▼

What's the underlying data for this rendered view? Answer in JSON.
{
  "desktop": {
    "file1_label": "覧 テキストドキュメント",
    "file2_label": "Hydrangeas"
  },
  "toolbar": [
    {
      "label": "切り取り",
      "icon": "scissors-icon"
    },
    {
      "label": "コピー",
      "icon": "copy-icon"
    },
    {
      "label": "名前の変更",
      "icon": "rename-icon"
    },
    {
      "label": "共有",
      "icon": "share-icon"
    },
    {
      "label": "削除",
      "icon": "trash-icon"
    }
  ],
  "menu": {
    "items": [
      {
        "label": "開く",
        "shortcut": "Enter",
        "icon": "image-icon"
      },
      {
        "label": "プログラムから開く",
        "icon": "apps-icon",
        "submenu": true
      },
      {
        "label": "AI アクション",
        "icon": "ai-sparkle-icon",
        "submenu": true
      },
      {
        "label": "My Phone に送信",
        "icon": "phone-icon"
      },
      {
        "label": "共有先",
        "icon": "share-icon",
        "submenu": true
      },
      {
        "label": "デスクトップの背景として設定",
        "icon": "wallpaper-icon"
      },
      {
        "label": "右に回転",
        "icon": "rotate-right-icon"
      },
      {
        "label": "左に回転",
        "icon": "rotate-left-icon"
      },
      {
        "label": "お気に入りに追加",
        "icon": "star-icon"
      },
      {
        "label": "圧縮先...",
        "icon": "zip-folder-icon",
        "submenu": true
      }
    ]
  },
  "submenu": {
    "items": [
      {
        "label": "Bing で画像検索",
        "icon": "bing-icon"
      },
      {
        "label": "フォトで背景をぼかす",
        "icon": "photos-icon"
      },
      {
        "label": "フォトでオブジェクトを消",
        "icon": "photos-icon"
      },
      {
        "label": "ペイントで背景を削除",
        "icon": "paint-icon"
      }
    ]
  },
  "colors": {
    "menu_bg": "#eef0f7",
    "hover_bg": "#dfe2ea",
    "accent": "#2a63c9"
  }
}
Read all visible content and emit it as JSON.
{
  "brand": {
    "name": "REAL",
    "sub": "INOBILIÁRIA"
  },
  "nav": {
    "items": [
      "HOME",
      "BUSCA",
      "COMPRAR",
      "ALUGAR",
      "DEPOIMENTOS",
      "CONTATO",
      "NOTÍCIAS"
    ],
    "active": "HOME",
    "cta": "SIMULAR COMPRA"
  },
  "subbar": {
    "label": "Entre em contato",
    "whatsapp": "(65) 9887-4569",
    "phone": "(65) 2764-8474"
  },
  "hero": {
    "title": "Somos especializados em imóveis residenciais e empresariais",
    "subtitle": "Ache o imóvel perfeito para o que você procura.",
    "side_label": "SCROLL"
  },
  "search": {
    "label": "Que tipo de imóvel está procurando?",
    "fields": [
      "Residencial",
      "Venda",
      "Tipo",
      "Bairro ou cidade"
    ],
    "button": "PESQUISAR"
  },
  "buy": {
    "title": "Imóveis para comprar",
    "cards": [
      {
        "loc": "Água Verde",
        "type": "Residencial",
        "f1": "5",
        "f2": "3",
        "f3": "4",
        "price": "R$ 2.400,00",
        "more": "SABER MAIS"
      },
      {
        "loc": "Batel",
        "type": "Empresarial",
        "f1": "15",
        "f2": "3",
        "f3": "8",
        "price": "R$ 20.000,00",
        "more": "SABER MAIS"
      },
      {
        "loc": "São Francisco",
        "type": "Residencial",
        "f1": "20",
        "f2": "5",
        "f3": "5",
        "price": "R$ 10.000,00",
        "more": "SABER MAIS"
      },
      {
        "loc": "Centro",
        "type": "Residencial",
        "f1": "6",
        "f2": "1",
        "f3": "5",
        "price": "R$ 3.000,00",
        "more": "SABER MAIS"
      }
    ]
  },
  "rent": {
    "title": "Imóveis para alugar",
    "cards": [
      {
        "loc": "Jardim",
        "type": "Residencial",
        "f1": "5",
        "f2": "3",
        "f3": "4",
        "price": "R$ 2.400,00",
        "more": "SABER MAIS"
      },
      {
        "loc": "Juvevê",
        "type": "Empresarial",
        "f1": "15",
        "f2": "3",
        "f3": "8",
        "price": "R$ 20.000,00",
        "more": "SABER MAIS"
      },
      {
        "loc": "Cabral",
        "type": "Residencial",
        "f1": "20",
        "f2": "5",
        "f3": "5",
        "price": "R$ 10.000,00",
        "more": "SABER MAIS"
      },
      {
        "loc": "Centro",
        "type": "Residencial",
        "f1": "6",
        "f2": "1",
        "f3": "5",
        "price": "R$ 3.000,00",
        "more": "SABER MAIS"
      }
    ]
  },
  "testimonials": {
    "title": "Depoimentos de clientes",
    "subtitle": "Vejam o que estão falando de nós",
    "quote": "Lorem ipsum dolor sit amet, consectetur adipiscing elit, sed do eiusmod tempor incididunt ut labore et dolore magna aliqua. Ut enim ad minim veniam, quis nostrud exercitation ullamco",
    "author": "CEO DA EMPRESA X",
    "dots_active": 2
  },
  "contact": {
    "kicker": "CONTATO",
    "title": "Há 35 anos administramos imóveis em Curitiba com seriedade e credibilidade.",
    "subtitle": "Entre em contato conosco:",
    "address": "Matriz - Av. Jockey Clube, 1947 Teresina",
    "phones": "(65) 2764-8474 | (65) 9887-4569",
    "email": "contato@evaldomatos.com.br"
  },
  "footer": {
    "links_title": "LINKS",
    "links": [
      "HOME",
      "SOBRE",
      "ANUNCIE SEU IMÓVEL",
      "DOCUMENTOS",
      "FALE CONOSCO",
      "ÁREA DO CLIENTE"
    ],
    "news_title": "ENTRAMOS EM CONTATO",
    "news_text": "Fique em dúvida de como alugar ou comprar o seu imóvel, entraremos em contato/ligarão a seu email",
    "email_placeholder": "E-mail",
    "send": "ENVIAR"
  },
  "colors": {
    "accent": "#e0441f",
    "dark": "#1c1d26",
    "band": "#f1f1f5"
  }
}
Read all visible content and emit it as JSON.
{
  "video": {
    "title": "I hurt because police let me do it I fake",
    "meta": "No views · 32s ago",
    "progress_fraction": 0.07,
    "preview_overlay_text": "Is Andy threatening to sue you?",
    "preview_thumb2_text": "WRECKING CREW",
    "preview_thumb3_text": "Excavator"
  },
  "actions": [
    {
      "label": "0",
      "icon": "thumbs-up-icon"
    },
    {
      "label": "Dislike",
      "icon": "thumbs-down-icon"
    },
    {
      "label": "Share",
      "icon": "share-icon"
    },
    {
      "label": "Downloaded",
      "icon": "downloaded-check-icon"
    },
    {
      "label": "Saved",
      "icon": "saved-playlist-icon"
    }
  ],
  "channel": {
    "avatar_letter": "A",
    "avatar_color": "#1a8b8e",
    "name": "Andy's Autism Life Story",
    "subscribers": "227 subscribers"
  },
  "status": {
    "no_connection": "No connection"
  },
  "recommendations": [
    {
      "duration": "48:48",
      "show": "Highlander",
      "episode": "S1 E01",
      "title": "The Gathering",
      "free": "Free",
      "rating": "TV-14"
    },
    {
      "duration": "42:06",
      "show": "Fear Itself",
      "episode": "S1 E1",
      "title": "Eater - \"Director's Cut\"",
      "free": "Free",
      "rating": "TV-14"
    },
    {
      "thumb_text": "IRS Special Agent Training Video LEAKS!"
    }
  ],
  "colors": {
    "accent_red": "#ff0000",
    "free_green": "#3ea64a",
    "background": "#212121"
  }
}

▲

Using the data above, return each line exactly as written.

What's the underlying data for this rendered view? Answer in JSON.
{
  "desktop": {
    "file1_label": "覧 テキストドキュメント",
    "file2_label": "Hydrangeas"
  },
  "toolbar": [
    {
      "label": "切り取り",
      "icon": "scissors-icon"
    },
    {
      "label": "コピー",
      "icon": "copy-icon"
    },
    {
      "label": "名前の変更",
      "icon": "rename-icon"
    },
    {
      "label": "共有",
      "icon": "share-icon"
    },
    {
      "label": "削除",
      "icon": "trash-icon"
    }
  ],
  "menu": {
    "items": [
      {
        "label": "開く",
        "shortcut": "Enter",
        "icon": "image-icon"
      },
      {
        "label": "プログラムから開く",
        "icon": "apps-icon",
        "submenu": true
      },
      {
        "label": "AI アクション",
        "icon": "ai-sparkle-icon",
        "submenu": true
      },
      {
        "label": "My Phone に送信",
        "icon": "phone-icon"
      },
      {
        "label": "共有先",
        "icon": "share-icon",
        "submenu": true
      },
      {
        "label": "デスクトップの背景として設定",
        "icon": "wallpaper-icon"
      },
      {
        "label": "右に回転",
        "icon": "rotate-right-icon"
      },
      {
        "label": "左に回転",
        "icon": "rotate-left-icon"
      },
      {
        "label": "お気に入りに追加",
        "icon": "star-icon"
      },
      {
        "label": "圧縮先...",
        "icon": "zip-folder-icon",
        "submenu": true
      }
    ]
  },
  "submenu": {
    "items": [
      {
        "label": "Bing で画像検索",
        "icon": "bing-icon"
      },
      {
        "label": "フォトで背景をぼかす",
        "icon": "photos-icon"
      },
      {
        "label": "フォトでオブジェクトを消",
        "icon": "photos-icon"
      },
      {
        "label": "ペイントで背景を削除",
        "icon": "paint-icon"
      }
    ]
  },
  "colors": {
    "menu_bg": "#eef0f7",
    "hover_bg": "#dfe2ea",
    "accent": "#2a63c9"
  }
}
Read all visible content and emit it as JSON.
{
  "brand": {
    "name": "REAL",
    "sub": "INOBILIÁRIA"
  },
  "nav": {
    "items": [
      "HOME",
      "BUSCA",
      "COMPRAR",
      "ALUGAR",
      "DEPOIMENTOS",
      "CONTATO",
      "NOTÍCIAS"
    ],
    "active": "HOME",
    "cta": "SIMULAR COMPRA"
  },
  "subbar": {
    "label": "Entre em contato",
    "whatsapp": "(65) 9887-4569",
    "phone": "(65) 2764-8474"
  },
  "hero": {
    "title": "Somos especializados em imóveis residenciais e empresariais",
    "subtitle": "Ache o imóvel perfeito para o que você procura.",
    "side_label": "SCROLL"
  },
  "search": {
    "label": "Que tipo de imóvel está procurando?",
    "fields": [
      "Residencial",
      "Venda",
      "Tipo",
      "Bairro ou cidade"
    ],
    "button": "PESQUISAR"
  },
  "buy": {
    "title": "Imóveis para comprar",
    "cards": [
      {
        "loc": "Água Verde",
        "type": "Residencial",
        "f1": "5",
        "f2": "3",
        "f3": "4",
        "price": "R$ 2.400,00",
        "more": "SABER MAIS"
      },
      {
        "loc": "Batel",
        "type": "Empresarial",
        "f1": "15",
        "f2": "3",
        "f3": "8",
        "price": "R$ 20.000,00",
        "more": "SABER MAIS"
      },
      {
        "loc": "São Francisco",
        "type": "Residencial",
        "f1": "20",
        "f2": "5",
        "f3": "5",
        "price": "R$ 10.000,00",
        "more": "SABER MAIS"
      },
      {
        "loc": "Centro",
        "type": "Residencial",
        "f1": "6",
        "f2": "1",
        "f3": "5",
        "price": "R$ 3.000,00",
        "more": "SABER MAIS"
      }
    ]
  },
  "rent": {
    "title": "Imóveis para alugar",
    "cards": [
      {
        "loc": "Jardim",
        "type": "Residencial",
        "f1": "5",
        "f2": "3",
        "f3": "4",
        "price": "R$ 2.400,00",
        "more": "SABER MAIS"
      },
      {
        "loc": "Juvevê",
        "type": "Empresarial",
        "f1": "15",
        "f2": "3",
        "f3": "8",
        "price": "R$ 20.000,00",
        "more": "SABER MAIS"
      },
      {
        "loc": "Cabral",
        "type": "Residencial",
        "f1": "20",
        "f2": "5",
        "f3": "5",
        "price": "R$ 10.000,00",
        "more": "SABER MAIS"
      },
      {
        "loc": "Centro",
        "type": "Residencial",
        "f1": "6",
        "f2": "1",
        "f3": "5",
        "price": "R$ 3.000,00",
        "more": "SABER MAIS"
      }
    ]
  },
  "testimonials": {
    "title": "Depoimentos de clientes",
    "subtitle": "Vejam o que estão falando de nós",
    "quote": "Lorem ipsum dolor sit amet, consectetur adipiscing elit, sed do eiusmod tempor incididunt ut labore et dolore magna aliqua. Ut enim ad minim veniam, quis nostrud exercitation ullamco",
    "author": "CEO DA EMPRESA X",
    "dots_active": 2
  },
  "contact": {
    "kicker": "CONTATO",
    "title": "Há 35 anos administramos imóveis em Curitiba com seriedade e credibilidade.",
    "subtitle": "Entre em contato conosco:",
    "address": "Matriz - Av. Jockey Clube, 1947 Teresina",
    "phones": "(65) 2764-8474 | (65) 9887-4569",
    "email": "contato@evaldomatos.com.br"
  },
  "footer": {
    "links_title": "LINKS",
    "links": [
      "HOME",
      "SOBRE",
      "ANUNCIE SEU IMÓVEL",
      "DOCUMENTOS",
      "FALE CONOSCO",
      "ÁREA DO CLIENTE"
    ],
    "news_title": "ENTRAMOS EM CONTATO",
    "news_text": "Fique em dúvida de como alugar ou comprar o seu imóvel, entraremos em contato/ligarão a seu email",
    "email_placeholder": "E-mail",
    "send": "ENVIAR"
  },
  "colors": {
    "accent": "#e0441f",
    "dark": "#1c1d26",
    "band": "#f1f1f5"
  }
}
Read all visible content and emit it as JSON.
{
  "video": {
    "title": "I hurt because police let me do it I fake",
    "meta": "No views · 32s ago",
    "progress_fraction": 0.07,
    "preview_overlay_text": "Is Andy threatening to sue you?",
    "preview_thumb2_text": "WRECKING CREW",
    "preview_thumb3_text": "Excavator"
  },
  "actions": [
    {
      "label": "0",
      "icon": "thumbs-up-icon"
    },
    {
      "label": "Dislike",
      "icon": "thumbs-down-icon"
    },
    {
      "label": "Share",
      "icon": "share-icon"
    },
    {
      "label": "Downloaded",
      "icon": "downloaded-check-icon"
    },
    {
      "label": "Saved",
      "icon": "saved-playlist-icon"
    }
  ],
  "channel": {
    "avatar_letter": "A",
    "avatar_color": "#1a8b8e",
    "name": "Andy's Autism Life Story",
    "subscribers": "227 subscribers"
  },
  "status": {
    "no_connection": "No connection"
  },
  "recommendations": [
    {
      "duration": "48:48",
      "show": "Highlander",
      "episode": "S1 E01",
      "title": "The Gathering",
      "free": "Free",
      "rating": "TV-14"
    },
    {
      "duration": "42:06",
      "show": "Fear Itself",
      "episode": "S1 E1",
      "title": "Eater - \"Director's Cut\"",
      "free": "Free",
      "rating": "TV-14"
    },
    {
      "thumb_text": "IRS Special Agent Training Video LEAKS!"
    }
  ],
  "colors": {
    "accent_red": "#ff0000",
    "free_green": "#3ea64a",
    "background": "#212121"
  }
}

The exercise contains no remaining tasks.